MSU example (Dr. Smith) – Dean directed new training method, specifically chose Dept. chairs to support mission, established community based training sites with their own Deans, very primary care oriented, support from other Chairs (e.g. surgery). Model alive and well, but some movement back to main center (recently only 30/200 entering primary care).
How could MSU’s program be re-engineered? Current Dean tried to remove Primary care from mission statement. System dependent on Dean. Pioneering dean introduced problem based learning and other innovations. MAFP supported line item funding for primary care, but later Dean was able to remove that. MAFP had become less involved in legislative process.
Natural trajectory of social movements: energy, innovation, change, success, protection of success, resist change, subject to next “wave” of change.
Important issue of who gets into medical school. Many potential students no longer consider medicine as a career. Even interested students may change interests during medical school. Medical school classes becoming more homogeneous; similar backgrounds, majors, etc. All do community service, research.

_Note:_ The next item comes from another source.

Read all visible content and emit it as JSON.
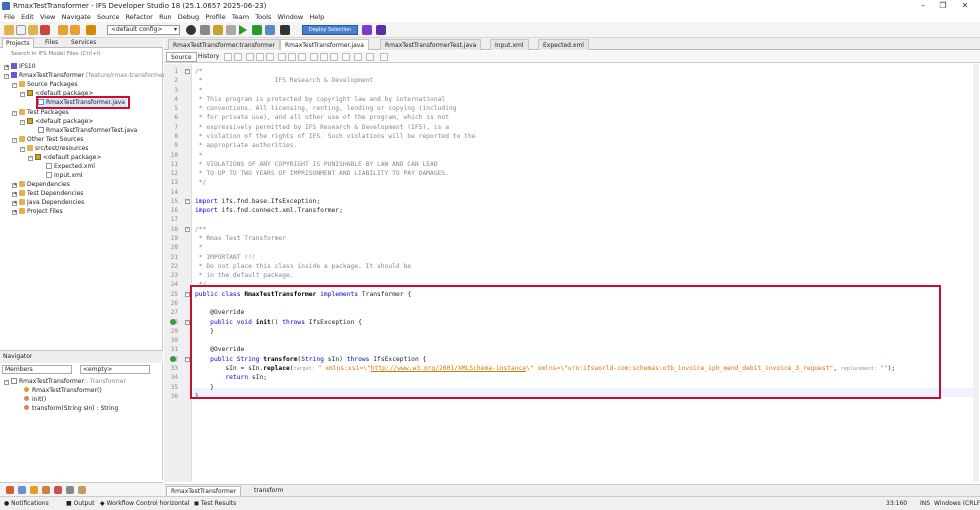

Primary care mentors can be sub-specialists. There are “caring” sub-specialists.
Book “Genius on the Edge, the strange life of William Halstead.” Johns Hopkins professor.
Mentorship issue: primary care, practicing family docs (harder to find, less willing to take the time). Influence of sub-specialists on students, some support, many “bash.”
Role of Humanities in medical school education. Being diminished or eliminated.
UC Irvine – task force to look at putting “humanities-type” courses into medical school. Having a “town meeting” to look at this option. School generally removing those types of courses in favor of classes that lead to success on Boards.
Is there evidence that “humanities” classes make a difference? Not enough exposure to really test. Evidence that Problem based learning exposure does change the way students learn to approach problems.
History of creation of UC Irvine, primary care mission? +/- MSU founded and funded to produce primary care physicians, and had initial leadership to support that. Had curriculum with early patient contact, discussions about families, home visits, etc.
U of UT experience: VP built research legacy and clinical empire with minimal interest in medical school. Cut medical school class size by 20%. Touts rank as #1 Academic Hospital in US.
Unintended consequences of Flexnerian reform: role of medical school faculty, role of research funding, role of faculty practice, have diminished emphasis on teaching and on primary care.
Need to separate line item funding for education. Currently not explicit or transparent. Need to have faculty to write grants to get indirect dollars. Can’t afford to use funded FTEs to teach. Teachers are on soft money (clinical practice).
Student concern/focus on topics that will be on Board exams. Students want what they want which may not be what they need.
How to address increasing demand for primary care? By mid-levels? Must change economics/payment reform to make a difference. Sub-specialists use mid-levels (have economic motivation). Primary care will survive as “team leaders” managing a team that provides services. Majority of mid-levels doing sub-specialty care.
Submitted by Marc Babitz, Breakout Group 7 scribe.